As Christianity and in fact all the modern religions spread across the globe the simple and effective way of counting your prayers spread too. It’s an ancient tradition that doesn’t need to change, so it hasn’t.
September 24th, 2012
Here at RoasryBeads.co.uk we cater for both the fashion rosary bead market and the religious/traditional rosary beads market and are thrilled to offer such a wide range and selection of rosary beads to our customers.
This week I wanted to show you some of my favourite fashion rosary beads which have proved very popular with our teenage customers. Fashion rosary beads celebrate the very essence of style in the traditional rosary bead; the large cross pendant. Fashion rosary beads come in all sorts of shapes, sizes, colours and materials and for that reason have proven very popular with both our male and female customers.

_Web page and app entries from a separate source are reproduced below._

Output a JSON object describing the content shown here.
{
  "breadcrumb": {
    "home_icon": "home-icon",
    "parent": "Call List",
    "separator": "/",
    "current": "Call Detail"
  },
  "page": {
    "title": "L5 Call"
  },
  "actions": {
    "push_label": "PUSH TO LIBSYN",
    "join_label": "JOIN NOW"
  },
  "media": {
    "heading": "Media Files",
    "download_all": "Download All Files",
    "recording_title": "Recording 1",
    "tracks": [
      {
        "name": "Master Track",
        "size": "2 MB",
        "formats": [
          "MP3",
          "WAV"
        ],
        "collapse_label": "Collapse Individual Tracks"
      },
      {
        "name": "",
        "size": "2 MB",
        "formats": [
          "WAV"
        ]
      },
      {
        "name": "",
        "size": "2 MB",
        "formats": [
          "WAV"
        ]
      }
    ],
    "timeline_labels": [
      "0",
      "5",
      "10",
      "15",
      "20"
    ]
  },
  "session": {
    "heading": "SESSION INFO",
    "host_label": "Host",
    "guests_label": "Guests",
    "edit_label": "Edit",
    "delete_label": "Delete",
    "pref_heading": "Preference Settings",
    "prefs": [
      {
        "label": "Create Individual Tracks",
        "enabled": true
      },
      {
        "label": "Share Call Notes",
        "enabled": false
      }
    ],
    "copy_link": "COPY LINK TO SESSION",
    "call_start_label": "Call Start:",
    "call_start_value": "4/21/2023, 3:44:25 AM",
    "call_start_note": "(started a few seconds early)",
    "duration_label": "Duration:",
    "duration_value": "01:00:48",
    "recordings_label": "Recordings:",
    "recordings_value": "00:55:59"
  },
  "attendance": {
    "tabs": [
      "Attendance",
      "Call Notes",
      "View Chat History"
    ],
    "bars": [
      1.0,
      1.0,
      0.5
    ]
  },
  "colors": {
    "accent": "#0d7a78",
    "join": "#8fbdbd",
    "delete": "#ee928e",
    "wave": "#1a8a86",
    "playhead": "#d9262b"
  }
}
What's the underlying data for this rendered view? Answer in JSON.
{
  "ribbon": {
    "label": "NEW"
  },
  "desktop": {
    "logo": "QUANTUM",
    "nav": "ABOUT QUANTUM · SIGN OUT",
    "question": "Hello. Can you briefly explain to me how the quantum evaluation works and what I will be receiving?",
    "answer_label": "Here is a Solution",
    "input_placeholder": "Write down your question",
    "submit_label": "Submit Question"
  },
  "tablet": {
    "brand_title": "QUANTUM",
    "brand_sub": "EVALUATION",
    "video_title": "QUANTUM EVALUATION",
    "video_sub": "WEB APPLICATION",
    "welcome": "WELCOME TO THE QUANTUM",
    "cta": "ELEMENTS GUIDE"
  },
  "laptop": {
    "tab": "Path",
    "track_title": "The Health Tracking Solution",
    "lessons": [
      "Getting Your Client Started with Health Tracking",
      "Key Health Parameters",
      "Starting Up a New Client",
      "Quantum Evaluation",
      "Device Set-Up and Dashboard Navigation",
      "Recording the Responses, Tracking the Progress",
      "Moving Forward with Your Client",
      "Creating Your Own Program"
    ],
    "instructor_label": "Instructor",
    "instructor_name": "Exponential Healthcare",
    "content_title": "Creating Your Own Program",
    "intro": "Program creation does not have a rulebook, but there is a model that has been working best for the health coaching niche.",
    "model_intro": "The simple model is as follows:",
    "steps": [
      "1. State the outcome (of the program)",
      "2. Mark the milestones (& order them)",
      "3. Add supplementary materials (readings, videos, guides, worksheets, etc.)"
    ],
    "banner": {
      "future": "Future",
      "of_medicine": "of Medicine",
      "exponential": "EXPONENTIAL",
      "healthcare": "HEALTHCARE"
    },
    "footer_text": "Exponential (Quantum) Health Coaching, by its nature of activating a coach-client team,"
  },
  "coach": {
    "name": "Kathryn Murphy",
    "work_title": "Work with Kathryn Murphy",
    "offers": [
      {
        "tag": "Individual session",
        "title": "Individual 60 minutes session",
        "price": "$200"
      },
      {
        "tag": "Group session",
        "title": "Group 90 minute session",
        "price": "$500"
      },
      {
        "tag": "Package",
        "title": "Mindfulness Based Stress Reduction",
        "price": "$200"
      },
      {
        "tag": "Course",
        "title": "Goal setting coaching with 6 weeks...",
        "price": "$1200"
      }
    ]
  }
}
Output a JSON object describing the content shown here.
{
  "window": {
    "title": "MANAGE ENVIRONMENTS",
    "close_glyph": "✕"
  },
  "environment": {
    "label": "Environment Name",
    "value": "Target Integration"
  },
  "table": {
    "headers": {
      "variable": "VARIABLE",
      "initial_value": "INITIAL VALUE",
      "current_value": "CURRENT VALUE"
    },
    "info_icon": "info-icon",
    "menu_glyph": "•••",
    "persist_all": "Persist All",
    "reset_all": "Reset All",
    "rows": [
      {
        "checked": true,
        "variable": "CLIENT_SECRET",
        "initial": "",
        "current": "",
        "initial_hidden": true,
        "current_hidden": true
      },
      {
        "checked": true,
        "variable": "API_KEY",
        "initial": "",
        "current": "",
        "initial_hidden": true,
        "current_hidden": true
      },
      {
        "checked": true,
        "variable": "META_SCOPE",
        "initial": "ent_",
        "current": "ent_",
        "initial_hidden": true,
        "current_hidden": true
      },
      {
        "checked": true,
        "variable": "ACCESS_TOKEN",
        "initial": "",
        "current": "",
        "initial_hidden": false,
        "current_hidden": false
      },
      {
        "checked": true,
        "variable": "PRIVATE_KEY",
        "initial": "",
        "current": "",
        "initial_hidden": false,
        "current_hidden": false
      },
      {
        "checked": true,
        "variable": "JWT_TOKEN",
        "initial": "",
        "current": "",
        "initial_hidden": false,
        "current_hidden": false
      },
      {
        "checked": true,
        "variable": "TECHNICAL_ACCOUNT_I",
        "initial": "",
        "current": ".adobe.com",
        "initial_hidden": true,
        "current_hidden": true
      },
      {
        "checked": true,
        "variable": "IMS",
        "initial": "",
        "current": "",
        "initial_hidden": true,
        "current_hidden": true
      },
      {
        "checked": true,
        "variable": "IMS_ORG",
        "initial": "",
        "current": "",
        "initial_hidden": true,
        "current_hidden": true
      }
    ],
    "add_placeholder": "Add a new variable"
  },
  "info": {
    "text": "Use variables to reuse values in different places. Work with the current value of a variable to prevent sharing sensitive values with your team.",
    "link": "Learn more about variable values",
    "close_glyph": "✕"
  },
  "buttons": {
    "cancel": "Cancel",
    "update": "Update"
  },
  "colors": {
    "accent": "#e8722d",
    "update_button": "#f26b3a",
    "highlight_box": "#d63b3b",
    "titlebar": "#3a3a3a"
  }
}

Fashion rosary beads look great when worn loosely over the top of a t-shirt, shirt or jacket and dark rosary beads such as black rosary beads, brown rosary beads and natural wood rosary beads look great with both bright coloured clothes and muted tones.
If you are looking to give a fashion rosary bead as a gift why not try out 2 for 1 offer on glow in the dark rosary beads and plastic rosary beads? They are sure to go down a treat and with one pair free…you could even claim one for yourself.
As always here at RosaryBeads.co.uk if you have a question or query please do not hesitate to contact us via the website www.rosarybeads.co.uk
September 16th, 2012
Today the Catholics of Scotland are celebrating the memorial of Saint Ninian of the Picts, a man who brought Christianity’s message to the people of what is now Southern Scotland in the 5th Century AD.
Not a lot of precise information is known about Saint Ninian, he is thought to have been a Briton who was educated in Rome, he travelled north to the Picts land in the Scottish Lowlands where he introduced the people there to the word of Christ. He is known as the Apostle of the Southern Picts. In Scotland he is sometimes referred to as Ringan.
Scotland is these days a very religious nation with the highest proportion of Catholics in the UK. So today, if you’re in Scotland or not, as you head to confession or as you kneel to pray with your rosary beads say an extra prayer to Saint Ninian who brought Christianity to the people of Southern Scotland.
Saint Ninian isn’t a Saint usually found on an All Saints Bracelet but our selection is a great way to keep your faith on show everyday. And for those of you who want to make your loved ones’ prayers even more special why not check out our Sterling Silver and 9ct Gold Rosaries
Below is a prayer to Saint Ninian from the Saint Ninian Cathedral in Antigonish, Nova Scotia, Canada:
Lord our God, You brought to Scotland the faith of the apostles through the teaching of St. Ninian. Grant that we, who have received from him the light of your truth, may remain strong in faith. We ask this through our Lord, Jesus Christ, your Son, who lives and reigns with you in the unity of the Holy Spirit, God forever and ever. Amen